▶ **App and web page records**
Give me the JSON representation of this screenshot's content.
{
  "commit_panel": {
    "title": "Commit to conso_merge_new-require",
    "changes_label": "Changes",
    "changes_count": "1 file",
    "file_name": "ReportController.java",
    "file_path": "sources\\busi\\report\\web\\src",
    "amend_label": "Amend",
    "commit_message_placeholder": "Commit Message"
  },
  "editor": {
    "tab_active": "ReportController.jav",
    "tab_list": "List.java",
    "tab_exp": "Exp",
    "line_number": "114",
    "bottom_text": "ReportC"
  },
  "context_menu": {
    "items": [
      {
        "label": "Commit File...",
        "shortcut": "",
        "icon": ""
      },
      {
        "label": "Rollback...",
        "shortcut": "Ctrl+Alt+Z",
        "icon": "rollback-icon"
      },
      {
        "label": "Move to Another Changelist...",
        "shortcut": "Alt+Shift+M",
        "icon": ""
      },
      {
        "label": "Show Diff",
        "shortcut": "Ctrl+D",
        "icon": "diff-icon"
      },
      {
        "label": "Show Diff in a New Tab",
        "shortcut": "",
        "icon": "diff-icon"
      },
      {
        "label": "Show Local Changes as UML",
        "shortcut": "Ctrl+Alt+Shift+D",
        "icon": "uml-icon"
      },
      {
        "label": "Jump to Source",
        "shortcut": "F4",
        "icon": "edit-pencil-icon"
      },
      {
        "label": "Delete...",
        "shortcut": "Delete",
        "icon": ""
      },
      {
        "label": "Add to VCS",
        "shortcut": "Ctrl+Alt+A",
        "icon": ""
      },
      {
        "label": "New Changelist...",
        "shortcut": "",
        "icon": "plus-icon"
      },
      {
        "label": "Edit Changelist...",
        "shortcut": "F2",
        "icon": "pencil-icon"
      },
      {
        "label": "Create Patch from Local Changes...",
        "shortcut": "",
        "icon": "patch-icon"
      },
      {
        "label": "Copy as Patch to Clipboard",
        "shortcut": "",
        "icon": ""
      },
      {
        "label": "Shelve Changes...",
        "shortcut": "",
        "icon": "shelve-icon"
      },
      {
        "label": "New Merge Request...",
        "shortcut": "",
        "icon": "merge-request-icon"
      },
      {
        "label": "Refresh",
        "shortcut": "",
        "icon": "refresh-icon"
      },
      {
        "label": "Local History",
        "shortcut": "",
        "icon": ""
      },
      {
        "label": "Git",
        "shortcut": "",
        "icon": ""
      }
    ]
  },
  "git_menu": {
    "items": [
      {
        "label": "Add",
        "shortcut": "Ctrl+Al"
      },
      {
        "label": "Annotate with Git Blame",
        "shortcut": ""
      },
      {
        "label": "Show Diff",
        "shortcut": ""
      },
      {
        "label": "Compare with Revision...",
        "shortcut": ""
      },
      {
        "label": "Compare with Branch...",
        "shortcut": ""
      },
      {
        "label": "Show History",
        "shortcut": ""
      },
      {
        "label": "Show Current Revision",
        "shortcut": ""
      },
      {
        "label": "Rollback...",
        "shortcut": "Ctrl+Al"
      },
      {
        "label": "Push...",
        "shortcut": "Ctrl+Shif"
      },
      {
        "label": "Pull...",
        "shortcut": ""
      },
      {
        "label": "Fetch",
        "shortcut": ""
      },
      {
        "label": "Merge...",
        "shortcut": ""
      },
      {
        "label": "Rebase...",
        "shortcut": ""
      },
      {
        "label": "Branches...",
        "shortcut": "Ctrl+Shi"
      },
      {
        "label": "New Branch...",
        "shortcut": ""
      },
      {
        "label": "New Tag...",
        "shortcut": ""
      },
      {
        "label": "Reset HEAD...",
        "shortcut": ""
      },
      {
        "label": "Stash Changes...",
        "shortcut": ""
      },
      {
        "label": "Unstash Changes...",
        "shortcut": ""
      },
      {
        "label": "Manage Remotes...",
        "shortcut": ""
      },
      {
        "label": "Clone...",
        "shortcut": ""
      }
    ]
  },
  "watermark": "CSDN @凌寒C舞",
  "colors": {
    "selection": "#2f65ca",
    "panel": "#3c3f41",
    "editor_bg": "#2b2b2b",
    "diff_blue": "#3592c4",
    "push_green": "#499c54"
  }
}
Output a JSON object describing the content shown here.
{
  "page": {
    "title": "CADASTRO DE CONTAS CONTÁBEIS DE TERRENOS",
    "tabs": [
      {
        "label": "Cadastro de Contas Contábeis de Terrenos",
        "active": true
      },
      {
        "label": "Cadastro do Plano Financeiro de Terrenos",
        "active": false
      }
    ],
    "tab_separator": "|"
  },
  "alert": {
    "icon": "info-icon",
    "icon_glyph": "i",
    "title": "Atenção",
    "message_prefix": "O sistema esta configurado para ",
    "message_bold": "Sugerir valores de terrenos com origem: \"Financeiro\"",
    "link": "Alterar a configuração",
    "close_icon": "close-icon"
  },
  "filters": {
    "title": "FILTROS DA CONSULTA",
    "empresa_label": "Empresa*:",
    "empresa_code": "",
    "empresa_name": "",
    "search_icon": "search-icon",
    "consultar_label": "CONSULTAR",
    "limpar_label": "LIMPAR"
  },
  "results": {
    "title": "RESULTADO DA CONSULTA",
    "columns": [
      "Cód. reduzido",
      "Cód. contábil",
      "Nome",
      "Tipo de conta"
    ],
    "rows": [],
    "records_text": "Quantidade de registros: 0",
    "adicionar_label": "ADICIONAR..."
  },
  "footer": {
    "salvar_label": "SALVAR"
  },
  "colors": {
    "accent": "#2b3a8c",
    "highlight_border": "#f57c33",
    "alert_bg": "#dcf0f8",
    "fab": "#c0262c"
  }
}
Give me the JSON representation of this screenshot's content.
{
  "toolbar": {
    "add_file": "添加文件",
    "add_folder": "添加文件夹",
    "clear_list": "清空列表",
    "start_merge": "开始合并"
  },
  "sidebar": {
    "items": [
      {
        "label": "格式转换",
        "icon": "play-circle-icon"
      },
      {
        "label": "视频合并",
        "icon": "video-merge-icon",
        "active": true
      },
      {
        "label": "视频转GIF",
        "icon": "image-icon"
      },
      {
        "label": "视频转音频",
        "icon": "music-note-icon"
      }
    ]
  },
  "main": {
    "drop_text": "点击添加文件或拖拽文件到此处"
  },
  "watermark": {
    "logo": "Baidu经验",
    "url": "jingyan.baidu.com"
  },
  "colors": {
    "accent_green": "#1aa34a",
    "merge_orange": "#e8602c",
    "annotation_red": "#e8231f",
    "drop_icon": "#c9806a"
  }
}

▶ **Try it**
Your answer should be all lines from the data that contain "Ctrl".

▶ **Response to the exercise**
        "shortcut": "Ctrl+Alt+Z",
        "shortcut": "Ctrl+D",
        "shortcut": "Ctrl+Alt+Shift+D",
        "shortcut": "Ctrl+Alt+A",
        "shortcut": "Ctrl+Al"
        "shortcut": "Ctrl+Al"
        "shortcut": "Ctrl+Shif"
        "shortcut": "Ctrl+Shi"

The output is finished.